● **Given records**
<<<<
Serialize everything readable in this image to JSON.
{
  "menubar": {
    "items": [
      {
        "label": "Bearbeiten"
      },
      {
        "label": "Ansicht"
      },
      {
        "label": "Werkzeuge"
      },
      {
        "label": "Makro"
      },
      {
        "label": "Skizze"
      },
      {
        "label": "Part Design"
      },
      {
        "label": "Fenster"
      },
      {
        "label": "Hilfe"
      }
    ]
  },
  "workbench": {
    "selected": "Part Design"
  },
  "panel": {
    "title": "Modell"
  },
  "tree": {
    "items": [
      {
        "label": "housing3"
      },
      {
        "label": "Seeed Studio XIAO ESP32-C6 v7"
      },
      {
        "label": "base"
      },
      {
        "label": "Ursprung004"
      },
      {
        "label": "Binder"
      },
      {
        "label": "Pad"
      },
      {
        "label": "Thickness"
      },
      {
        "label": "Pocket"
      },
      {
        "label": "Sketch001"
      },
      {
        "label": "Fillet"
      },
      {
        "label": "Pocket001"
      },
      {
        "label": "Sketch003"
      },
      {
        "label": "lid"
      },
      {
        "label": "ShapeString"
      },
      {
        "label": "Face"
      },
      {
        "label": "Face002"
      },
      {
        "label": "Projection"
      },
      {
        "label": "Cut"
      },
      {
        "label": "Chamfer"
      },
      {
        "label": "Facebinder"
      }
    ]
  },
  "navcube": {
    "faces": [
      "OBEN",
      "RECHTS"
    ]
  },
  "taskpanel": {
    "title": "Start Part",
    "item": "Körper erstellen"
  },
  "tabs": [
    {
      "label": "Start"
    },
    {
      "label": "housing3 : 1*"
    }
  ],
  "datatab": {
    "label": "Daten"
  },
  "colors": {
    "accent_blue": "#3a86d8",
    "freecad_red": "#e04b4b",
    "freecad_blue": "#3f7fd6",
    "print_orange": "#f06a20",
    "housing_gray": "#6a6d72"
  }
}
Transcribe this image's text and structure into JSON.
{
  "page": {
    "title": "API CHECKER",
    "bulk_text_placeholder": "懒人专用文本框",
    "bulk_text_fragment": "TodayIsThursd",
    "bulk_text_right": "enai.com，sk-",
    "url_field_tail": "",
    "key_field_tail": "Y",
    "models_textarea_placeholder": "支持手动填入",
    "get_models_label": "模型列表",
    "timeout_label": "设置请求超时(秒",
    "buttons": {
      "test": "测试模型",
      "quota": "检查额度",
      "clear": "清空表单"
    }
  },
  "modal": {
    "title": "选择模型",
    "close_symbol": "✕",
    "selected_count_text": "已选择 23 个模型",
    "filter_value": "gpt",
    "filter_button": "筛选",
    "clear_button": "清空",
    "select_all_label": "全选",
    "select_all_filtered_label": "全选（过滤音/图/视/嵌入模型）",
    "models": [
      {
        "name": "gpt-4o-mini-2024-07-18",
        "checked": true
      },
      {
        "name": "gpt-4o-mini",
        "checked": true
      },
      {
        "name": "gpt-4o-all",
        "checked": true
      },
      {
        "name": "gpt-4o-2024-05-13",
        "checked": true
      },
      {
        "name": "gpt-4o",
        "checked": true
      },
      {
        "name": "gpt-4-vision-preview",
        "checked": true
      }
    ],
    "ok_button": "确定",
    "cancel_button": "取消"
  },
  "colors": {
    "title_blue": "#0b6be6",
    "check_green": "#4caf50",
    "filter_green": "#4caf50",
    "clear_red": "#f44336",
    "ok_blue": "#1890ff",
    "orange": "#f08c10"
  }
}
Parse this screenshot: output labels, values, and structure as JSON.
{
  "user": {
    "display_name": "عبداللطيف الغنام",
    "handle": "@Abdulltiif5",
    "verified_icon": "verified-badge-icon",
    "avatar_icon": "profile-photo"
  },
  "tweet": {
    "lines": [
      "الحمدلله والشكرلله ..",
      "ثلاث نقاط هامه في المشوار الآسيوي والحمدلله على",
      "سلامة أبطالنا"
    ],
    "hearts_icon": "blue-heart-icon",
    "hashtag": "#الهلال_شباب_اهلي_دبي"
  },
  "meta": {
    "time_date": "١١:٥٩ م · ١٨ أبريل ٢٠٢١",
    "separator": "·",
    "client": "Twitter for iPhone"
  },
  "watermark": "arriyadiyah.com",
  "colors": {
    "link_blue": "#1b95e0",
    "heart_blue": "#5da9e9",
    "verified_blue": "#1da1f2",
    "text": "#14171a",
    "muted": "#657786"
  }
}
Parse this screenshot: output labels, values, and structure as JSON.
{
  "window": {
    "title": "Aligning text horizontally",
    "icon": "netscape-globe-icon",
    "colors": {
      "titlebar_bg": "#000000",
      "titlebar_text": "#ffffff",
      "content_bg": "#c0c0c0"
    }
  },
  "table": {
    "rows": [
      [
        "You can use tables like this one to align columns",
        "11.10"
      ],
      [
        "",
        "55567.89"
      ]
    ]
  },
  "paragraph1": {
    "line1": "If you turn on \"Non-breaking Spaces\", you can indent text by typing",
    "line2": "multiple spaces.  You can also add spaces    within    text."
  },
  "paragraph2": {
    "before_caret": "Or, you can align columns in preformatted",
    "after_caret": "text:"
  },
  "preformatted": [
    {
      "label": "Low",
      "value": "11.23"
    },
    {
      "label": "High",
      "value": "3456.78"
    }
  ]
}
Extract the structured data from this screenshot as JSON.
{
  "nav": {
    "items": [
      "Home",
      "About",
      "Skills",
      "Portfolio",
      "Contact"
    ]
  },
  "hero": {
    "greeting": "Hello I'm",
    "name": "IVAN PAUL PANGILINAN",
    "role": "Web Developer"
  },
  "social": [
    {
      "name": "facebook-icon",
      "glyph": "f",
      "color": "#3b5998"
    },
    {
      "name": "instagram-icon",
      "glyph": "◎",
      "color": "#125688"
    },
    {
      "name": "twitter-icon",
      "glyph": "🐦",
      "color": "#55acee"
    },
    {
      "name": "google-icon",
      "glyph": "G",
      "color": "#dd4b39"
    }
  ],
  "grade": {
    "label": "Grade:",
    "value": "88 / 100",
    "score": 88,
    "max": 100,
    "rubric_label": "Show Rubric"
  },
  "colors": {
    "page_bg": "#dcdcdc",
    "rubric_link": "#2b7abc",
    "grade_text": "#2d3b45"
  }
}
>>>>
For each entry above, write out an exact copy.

Serialize everything readable in this image to JSON.
{
  "menubar": {
    "items": [
      {
        "label": "Bearbeiten"
      },
      {
        "label": "Ansicht"
      },
      {
        "label": "Werkzeuge"
      },
      {
        "label": "Makro"
      },
      {
        "label": "Skizze"
      },
      {
        "label": "Part Design"
      },
      {
        "label": "Fenster"
      },
      {
        "label": "Hilfe"
      }
    ]
  },
  "workbench": {
    "selected": "Part Design"
  },
  "panel": {
    "title": "Modell"
  },
  "tree": {
    "items": [
      {
        "label": "housing3"
      },
      {
        "label": "Seeed Studio XIAO ESP32-C6 v7"
      },
      {
        "label": "base"
      },
      {
        "label": "Ursprung004"
      },
      {
        "label": "Binder"
      },
      {
        "label": "Pad"
      },
      {
        "label": "Thickness"
      },
      {
        "label": "Pocket"
      },
      {
        "label": "Sketch001"
      },
      {
        "label": "Fillet"
      },
      {
        "label": "Pocket001"
      },
      {
        "label": "Sketch003"
      },
      {
        "label": "lid"
      },
      {
        "label": "ShapeString"
      },
      {
        "label": "Face"
      },
      {
        "label": "Face002"
      },
      {
        "label": "Projection"
      },
      {
        "label": "Cut"
      },
      {
        "label": "Chamfer"
      },
      {
        "label": "Facebinder"
      }
    ]
  },
  "navcube": {
    "faces": [
      "OBEN",
      "RECHTS"
    ]
  },
  "taskpanel": {
    "title": "Start Part",
    "item": "Körper erstellen"
  },
  "tabs": [
    {
      "label": "Start"
    },
    {
      "label": "housing3 : 1*"
    }
  ],
  "datatab": {
    "label": "Daten"
  },
  "colors": {
    "accent_blue": "#3a86d8",
    "freecad_red": "#e04b4b",
    "freecad_blue": "#3f7fd6",
    "print_orange": "#f06a20",
    "housing_gray": "#6a6d72"
  }
}
Transcribe this image's text and structure into JSON.
{
  "page": {
    "title": "API CHECKER",
    "bulk_text_placeholder": "懒人专用文本框",
    "bulk_text_fragment": "TodayIsThursd",
    "bulk_text_right": "enai.com，sk-",
    "url_field_tail": "",
    "key_field_tail": "Y",
    "models_textarea_placeholder": "支持手动填入",
    "get_models_label": "模型列表",
    "timeout_label": "设置请求超时(秒",
    "buttons": {
      "test": "测试模型",
      "quota": "检查额度",
      "clear": "清空表单"
    }
  },
  "modal": {
    "title": "选择模型",
    "close_symbol": "✕",
    "selected_count_text": "已选择 23 个模型",
    "filter_value": "gpt",
    "filter_button": "筛选",
    "clear_button": "清空",
    "select_all_label": "全选",
    "select_all_filtered_label": "全选（过滤音/图/视/嵌入模型）",
    "models": [
      {
        "name": "gpt-4o-mini-2024-07-18",
        "checked": true
      },
      {
        "name": "gpt-4o-mini",
        "checked": true
      },
      {
        "name": "gpt-4o-all",
        "checked": true
      },
      {
        "name": "gpt-4o-2024-05-13",
        "checked": true
      },
      {
        "name": "gpt-4o",
        "checked": true
      },
      {
        "name": "gpt-4-vision-preview",
        "checked": true
      }
    ],
    "ok_button": "确定",
    "cancel_button": "取消"
  },
  "colors": {
    "title_blue": "#0b6be6",
    "check_green": "#4caf50",
    "filter_green": "#4caf50",
    "clear_red": "#f44336",
    "ok_blue": "#1890ff",
    "orange": "#f08c10"
  }
}
Parse this screenshot: output labels, values, and structure as JSON.
{
  "user": {
    "display_name": "عبداللطيف الغنام",
    "handle": "@Abdulltiif5",
    "verified_icon": "verified-badge-icon",
    "avatar_icon": "profile-photo"
  },
  "tweet": {
    "lines": [
      "الحمدلله والشكرلله ..",
      "ثلاث نقاط هامه في المشوار الآسيوي والحمدلله على",
      "سلامة أبطالنا"
    ],
    "hearts_icon": "blue-heart-icon",
    "hashtag": "#الهلال_شباب_اهلي_دبي"
  },
  "meta": {
    "time_date": "١١:٥٩ م · ١٨ أبريل ٢٠٢١",
    "separator": "·",
    "client": "Twitter for iPhone"
  },
  "watermark": "arriyadiyah.com",
  "colors": {
    "link_blue": "#1b95e0",
    "heart_blue": "#5da9e9",
    "verified_blue": "#1da1f2",
    "text": "#14171a",
    "muted": "#657786"
  }
}
Parse this screenshot: output labels, values, and structure as JSON.
{
  "window": {
    "title": "Aligning text horizontally",
    "icon": "netscape-globe-icon",
    "colors": {
      "titlebar_bg": "#000000",
      "titlebar_text": "#ffffff",
      "content_bg": "#c0c0c0"
    }
  },
  "table": {
    "rows": [
      [
        "You can use tables like this one to align columns",
        "11.10"
      ],
      [
        "",
        "55567.89"
      ]
    ]
  },
  "paragraph1": {
    "line1": "If you turn on \"Non-breaking Spaces\", you can indent text by typing",
    "line2": "multiple spaces.  You can also add spaces    within    text."
  },
  "paragraph2": {
    "before_caret": "Or, you can align columns in preformatted",
    "after_caret": "text:"
  },
  "preformatted": [
    {
      "label": "Low",
      "value": "11.23"
    },
    {
      "label": "High",
      "value": "3456.78"
    }
  ]
}
Extract the structured data from this screenshot as JSON.
{
  "nav": {
    "items": [
      "Home",
      "About",
      "Skills",
      "Portfolio",
      "Contact"
    ]
  },
  "hero": {
    "greeting": "Hello I'm",
    "name": "IVAN PAUL PANGILINAN",
    "role": "Web Developer"
  },
  "social": [
    {
      "name": "facebook-icon",
      "glyph": "f",
      "color": "#3b5998"
    },
    {
      "name": "instagram-icon",
      "glyph": "◎",
      "color": "#125688"
    },
    {
      "name": "twitter-icon",
      "glyph": "🐦",
      "color": "#55acee"
    },
    {
      "name": "google-icon",
      "glyph": "G",
      "color": "#dd4b39"
    }
  ],
  "grade": {
    "label": "Grade:",
    "value": "88 / 100",
    "score": 88,
    "max": 100,
    "rubric_label": "Show Rubric"
  },
  "colors": {
    "page_bg": "#dcdcdc",
    "rubric_link": "#2b7abc",
    "grade_text": "#2d3b45"
  }
}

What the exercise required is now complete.